Ever have to follow a complicated chain of CICS tasks through multiple regions to find out why an application is hanging? Or had to work out the origin of a problem task? If so, transaction tracking is what you need!
CICS transaction tracking shows the origin of and the relationships between tasks in an application as they flow across CICS regions in a CICSplex. Take an example of users suddenly reporting their application is hanging. You know processing is via a web service request into CICS, and that this web service makes use of default pipeline processing, so you use the Tasks view in CICS Explorer to find all the instances of the CPIH pipeline transaction:
Look at those suspend times, what is going on? Double clicking on the oldest instance of CPIH (task 494 on region IYK3ZAB4) to obtain its attributes and filtering on suspend shows:
so you can see that the work is suspended waiting on a response over IPCONN AB03 which is connected to region IYK3ZAB3. OK, now you know to go investigating tasks running on IYK3ZAB3. But wait! No need with transaction tracking, there’s a simpler way. Right clicking this top instance of CPIH gives you the option to Search Associated tasks:
and this shows what tasks are associated with this instance of CPIH in the Search results tab:
So now you know that the associated mirror task on IYK3ZAB3 is task 3142 which itself routed on to mirror task 2574 on region IYK3ZAB5. By default the Search results tab shows the suspend reason for each task, so you can immediately see that it is suspended on TSMAINLM and so know to check what is using all the temporary storage on IYK3ZAB5 and address this.
Transaction tracking allowed you to find the reason for the hang in just a couple of clicks!
A closer look:
How does this work? Transaction tracking is based on the concept of every user task in a CICSplex having a point of origin e.g. a web service request or an MQ message. When work first enters the CICSplex, details of its point of origin is placed into task context information called “origin data”, part of its task association data, for the first task that is created to process it. This data, the origin data, flows with the work as it moves around the CICSplex.
Looking at the above example again, the origin data for the hanging mirror task can be obtained by right clicking on it in the Search results tab and selecting “Task Association” then “Open”:

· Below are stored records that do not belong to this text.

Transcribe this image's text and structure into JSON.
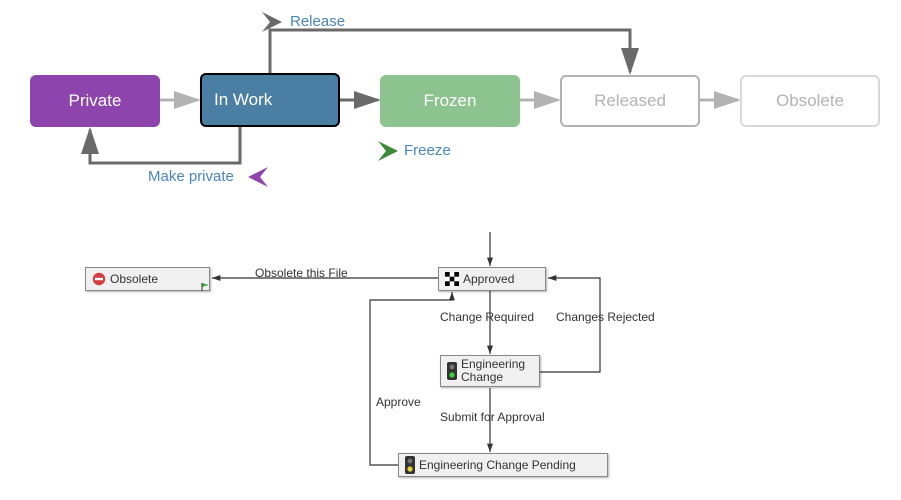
{
  "top": {
    "states": {
      "private": {
        "label": "Private",
        "bg": "#8e44ad",
        "fg": "#ffffff",
        "border": "#8e44ad"
      },
      "inwork": {
        "label": "In Work",
        "bg": "#4a7fa3",
        "fg": "#ffffff",
        "border": "#000000"
      },
      "frozen": {
        "label": "Frozen",
        "bg": "#8cc38e",
        "fg": "#ffffff",
        "border": "#8cc38e"
      },
      "released": {
        "label": "Released",
        "bg": "#ffffff",
        "fg": "#b3b3b3",
        "border": "#b3b3b3"
      },
      "obsolete": {
        "label": "Obsolete",
        "bg": "#ffffff",
        "fg": "#b3b3b3",
        "border": "#cccccc"
      }
    },
    "actions": {
      "release": {
        "label": "Release"
      },
      "freeze": {
        "label": "Freeze"
      },
      "make_private": {
        "label": "Make private"
      }
    }
  },
  "bottom": {
    "states": {
      "obsolete": {
        "label": "Obsolete"
      },
      "approved": {
        "label": "Approved"
      },
      "engchange": {
        "label": "Engineering Change"
      },
      "pending": {
        "label": "Engineering Change Pending"
      }
    },
    "transitions": {
      "obsolete_file": {
        "label": "Obsolete this File"
      },
      "change_required": {
        "label": "Change Required"
      },
      "changes_rejected": {
        "label": "Changes Rejected"
      },
      "approve": {
        "label": "Approve"
      },
      "submit": {
        "label": "Submit for Approval"
      }
    }
  }
}
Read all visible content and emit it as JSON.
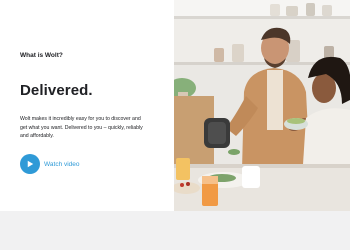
{
  "hero": {
    "eyebrow": "What is Wolt?",
    "headline": "Delivered.",
    "body": "Wolt makes it incredibly easy for you to discover and get what you want. Delivered to you – quickly, reliably and affordably.",
    "watch_label": "Watch video",
    "accent_color": "#2f9ad7"
  },
  "photo": {
    "icon": "people-breakfast-photo"
  }
}
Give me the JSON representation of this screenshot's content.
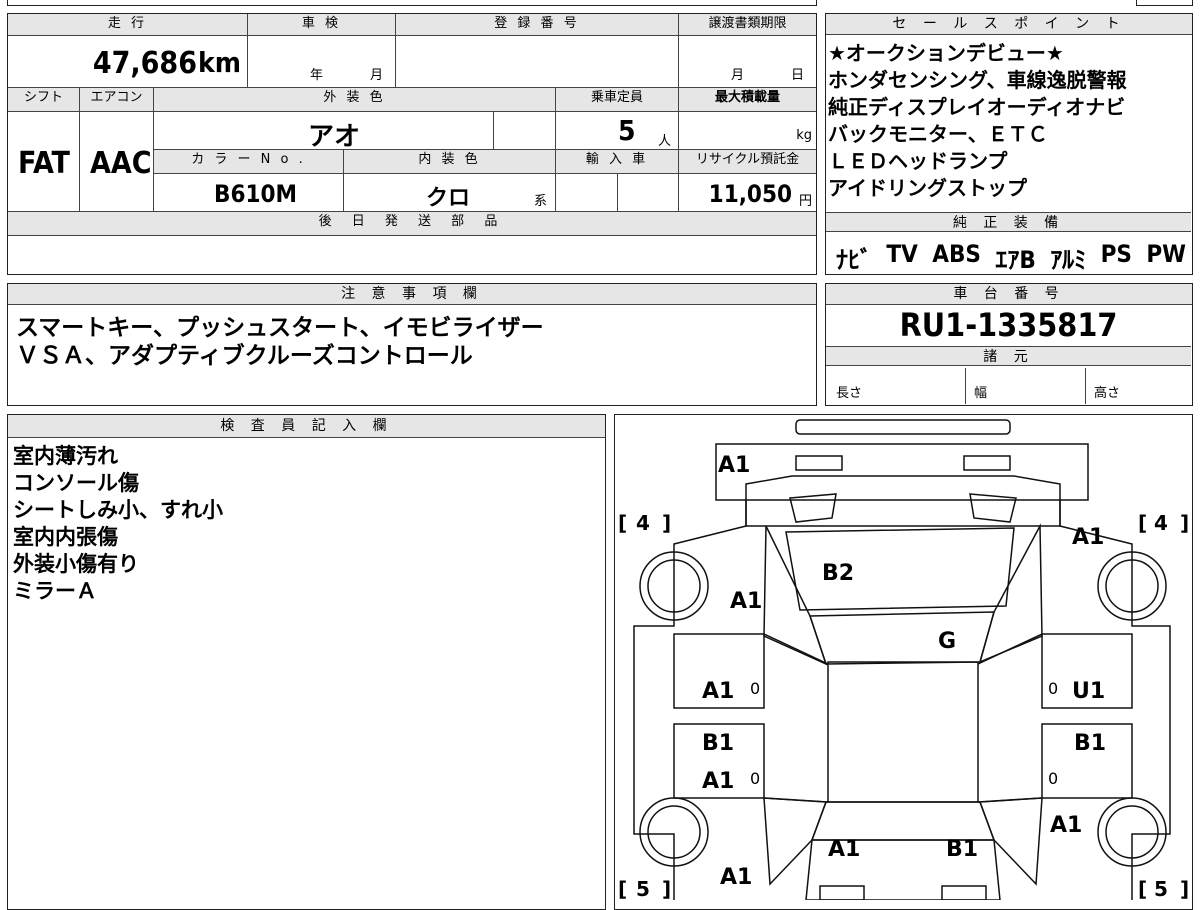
{
  "top_left": {
    "mileage_label": "走 行",
    "mileage_value": "47,686",
    "mileage_unit": "km",
    "inspection_label": "車 検",
    "inspection_year": "年",
    "inspection_month": "月",
    "reg_label": "登 録 番 号",
    "doc_label": "譲渡書類期限",
    "doc_month": "月",
    "doc_day": "日",
    "shift_label": "シフト",
    "shift_value": "FAT",
    "ac_label": "エアコン",
    "ac_value": "AAC",
    "ext_color_label": "外 装 色",
    "ext_color_value": "アオ",
    "capacity_label": "乗車定員",
    "capacity_value": "5",
    "capacity_unit": "人",
    "max_load_label": "最大積載量",
    "max_load_unit": "kg",
    "color_no_label": "カ ラ ー N o .",
    "color_no_value": "B610M",
    "int_color_label": "内 装 色",
    "int_color_value": "クロ",
    "int_color_suffix": "系",
    "import_label": "輸 入 車",
    "recycle_label": "リサイクル預託金",
    "recycle_value": "11,050",
    "recycle_unit": "円",
    "later_parts_label": "後 日 発 送 部 品"
  },
  "sales_points": {
    "label": "セ ー ル ス ポ イ ン ト",
    "lines": [
      "★オークションデビュー★",
      "ホンダセンシング、車線逸脱警報",
      "純正ディスプレイオーディオナビ",
      "バックモニター、ＥＴＣ",
      "ＬＥＤヘッドランプ",
      "アイドリングストップ"
    ]
  },
  "equipment": {
    "label": "純 正 装 備",
    "items": [
      "ﾅﾋﾞ",
      "TV",
      "ABS",
      "ｴｱB",
      "ｱﾙﾐ",
      "PS",
      "PW"
    ]
  },
  "notes": {
    "label": "注 意 事 項 欄",
    "lines": [
      "スマートキー、プッシュスタート、イモビライザー",
      "ＶＳＡ、アダプティブクルーズコントロール"
    ]
  },
  "chassis": {
    "label": "車 台 番 号",
    "value": "RU1-1335817",
    "spec_label": "諸 元",
    "length_label": "長さ",
    "width_label": "幅",
    "height_label": "高さ"
  },
  "inspector": {
    "label": "検 査 員 記 入 欄",
    "lines": [
      "室内薄汚れ",
      "コンソール傷",
      "シートしみ小、すれ小",
      "室内内張傷",
      "外装小傷有り",
      "ミラーＡ"
    ]
  },
  "diagram": {
    "marks": [
      {
        "id": "rear-bumper",
        "text": "A1"
      },
      {
        "id": "left-front-fender",
        "text": "A1"
      },
      {
        "id": "hood",
        "text": "B2"
      },
      {
        "id": "right-front-fender",
        "text": "A1"
      },
      {
        "id": "windshield",
        "text": "G"
      },
      {
        "id": "left-front-door",
        "text": "A1"
      },
      {
        "id": "right-front-door",
        "text": "U1"
      },
      {
        "id": "left-step",
        "text": "B1"
      },
      {
        "id": "right-step",
        "text": "B1"
      },
      {
        "id": "left-rear-door",
        "text": "A1"
      },
      {
        "id": "right-rear-quarter",
        "text": "A1"
      },
      {
        "id": "rear-left",
        "text": "A1"
      },
      {
        "id": "rear-right",
        "text": "B1"
      },
      {
        "id": "left-rear-quarter",
        "text": "A1"
      }
    ],
    "tire_front_left": "4",
    "tire_front_right": "4",
    "tire_rear_left": "5",
    "tire_rear_right": "5",
    "zero_marks": [
      "0",
      "0",
      "0",
      "0"
    ]
  }
}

This shows that the origin of the work in CICS was indeed the task mentioned above, pipeline handler task 494 on region IYK3ZAB4 for URIMAP $649090, and the web service request came in to CICS from IP address 126.96.36.199 port 57145 for user ID ALISONB. If it was the hanging mirror that had been noticed then this information could be used to track back to the owner of the work – searching on this mirror’s associated tasks would give the same results as searching from the pipeline handler task.
What about work not initiated by web service requests? What information is available to identify their points of origin? This depends on the origin itself. Work from MQ for example makes use of adapter data fields of the origin data. Their contents depends on how the work was initiated; for work initiated by the MQ Trigger monitor as a result of a message being put onto application queue ALITRIG1 on qmgr MQD6 you’d see:
In CICS 5.3 we enhanced the MQ Bridge to provide similar information, but of course without any initiation queue name and the bridge queue name in adapter data 3.
Work from the CICS Sockets Listener provides the IP addresses and port numbers of the local and remote session partners (from z/OS V2R2 Communications Server) and work from CICS transaction gateway can even be configured to pass on the root and current Cross Component Trace (XCT) contexts. You can even tag the work yourself by making use of the XAPADMGR global user exit.
In summary, transaction tracking shows the origin of and the relationships between tasks in an application as they flow across CICS regions in a CICSplex. Transaction tracking information is written out to SMF in a task’s monitoring data and can be useful not just for problem determination but for audit purposes too. For more details on transaction tracking and the information that is available see here.